Wholesome Canadian literary classic Anne of Green Gables and darkly riveting pop culture phenomenon Breaking Bad only have two things in common: rabid fan devotion and writer producer Moira Walley-Beckett. Raised in Vancouver, Beckett broke into the entertainment business as an actress in the 1980s before realizing, decades later, that her calling was actually scriptwriting. She bounced around the writing staff of a few American network shows before landing in the stellar Breaking Bad writing room during the show’s second season. Within a few short years, she’d been promoted to producer and found herself on stage accepting the award for Outstanding Writing for a Drama Series at the Emmys—the first solo woman to win that award in more than 20 years. Now, she’s turned her talents to reimagining Lucy Maud Montgomery’s epic story for the recently launched but already acclaimed show Anne, which is a partnership between the CBC and Netflix. We sat down with Walley-Beckett on the drama’s Toronto set to discuss her next moves and why Anne of Green Gables is more important today than ever.

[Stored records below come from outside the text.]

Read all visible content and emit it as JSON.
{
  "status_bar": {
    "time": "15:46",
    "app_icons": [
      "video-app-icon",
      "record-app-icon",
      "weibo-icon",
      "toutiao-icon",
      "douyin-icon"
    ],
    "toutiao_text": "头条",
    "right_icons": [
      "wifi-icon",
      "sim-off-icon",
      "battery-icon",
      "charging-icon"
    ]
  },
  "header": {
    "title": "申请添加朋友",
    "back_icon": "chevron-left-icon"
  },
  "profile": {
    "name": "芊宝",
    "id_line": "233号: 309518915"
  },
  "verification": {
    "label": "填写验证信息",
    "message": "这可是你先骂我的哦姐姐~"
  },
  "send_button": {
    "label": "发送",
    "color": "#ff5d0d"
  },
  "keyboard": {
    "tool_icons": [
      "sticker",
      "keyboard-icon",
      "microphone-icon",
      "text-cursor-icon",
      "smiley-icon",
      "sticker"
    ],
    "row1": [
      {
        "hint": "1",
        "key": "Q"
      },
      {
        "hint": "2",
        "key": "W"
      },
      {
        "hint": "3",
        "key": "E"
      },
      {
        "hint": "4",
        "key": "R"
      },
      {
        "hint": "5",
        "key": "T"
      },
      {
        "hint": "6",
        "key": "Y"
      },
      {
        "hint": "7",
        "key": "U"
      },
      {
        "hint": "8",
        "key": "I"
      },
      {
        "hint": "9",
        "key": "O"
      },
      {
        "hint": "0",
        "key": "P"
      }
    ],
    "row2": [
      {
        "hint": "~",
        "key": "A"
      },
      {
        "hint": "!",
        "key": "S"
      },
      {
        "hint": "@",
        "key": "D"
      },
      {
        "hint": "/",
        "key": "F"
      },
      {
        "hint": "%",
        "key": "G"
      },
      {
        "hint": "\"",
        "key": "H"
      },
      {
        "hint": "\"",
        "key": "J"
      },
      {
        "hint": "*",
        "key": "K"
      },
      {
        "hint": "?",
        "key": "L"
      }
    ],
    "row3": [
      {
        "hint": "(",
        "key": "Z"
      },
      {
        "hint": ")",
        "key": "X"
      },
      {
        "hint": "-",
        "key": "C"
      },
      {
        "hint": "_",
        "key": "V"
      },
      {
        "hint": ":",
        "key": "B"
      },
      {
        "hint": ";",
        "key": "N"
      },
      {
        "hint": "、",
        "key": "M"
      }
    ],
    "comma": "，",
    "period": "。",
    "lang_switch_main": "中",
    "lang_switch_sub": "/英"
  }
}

Why do you think the story is so enduring? “I think the world does need another Anne—right now actually. The themes in Anne that attracted me [to write this series] a year ago are even more powerful now: gender parity issues, an accidental feminist, prejudice, bullying, identity and being someone from away, who is feared and who doesn’t belong and is accepted. She was a young girl with a really loud voice and a powerful point of view without boundaries. For a new generation of girls, I want her to be more relatable and contemporary than she’s ever been. It’s really important to me to dive into these themes in every episode so they will start conversations.” “Extraordinary. I had just wrapped [a show I wrote called] Flesh and Bone the night before in New York and I got on a plane, went to L.A., stuck on a dress and practised a speech in the car. I got there with two hours of sleep. Then they called my name and I was just like ‘don’t fall down!’ I had watched Alison Janney go up before me and realized that I should pick up my dress with both hands. I’ve never gotten over it—I’m happy to say—I still feel really excited about it.”
“Blessedly, I think it’s finally shifting. The world needs to be shamed into understanding that women and women’s work should be valued equally.”
“I have to be smitten. I have to be so enamoured that I can’t stop thinking about it. If you’re going to kill yourself to make television and invest years of your time, you have to love it. I’ll never be a mogul, I’ll never be someone that can write on some cop show or some medical show—it’ll never be me.”
“When I was showrunning for the first time, which is like being president of a small country on the brink of war, I thought that directing would just polish me off. And then we got here to Anne, and I wrote the entire first season myself and am show-running. I’ve realized that I adore being on set and I’m super specific and extremely exacting and possessive; nothing short of excellence will ever do. I love collaborating with my directors, and I try to leave them mostly alone in terms of their shop-making— so I don’t need to direct, because I sort of already am. The way I tell a story as a writer is different than the way a director tells a story.”
A still from CBC’s new Anne of Green Gables, which airs Sunday nights. Below: Moira Walley-Beckett accepting her Outstanding Writing Emmy for Breaking Bad in 2014.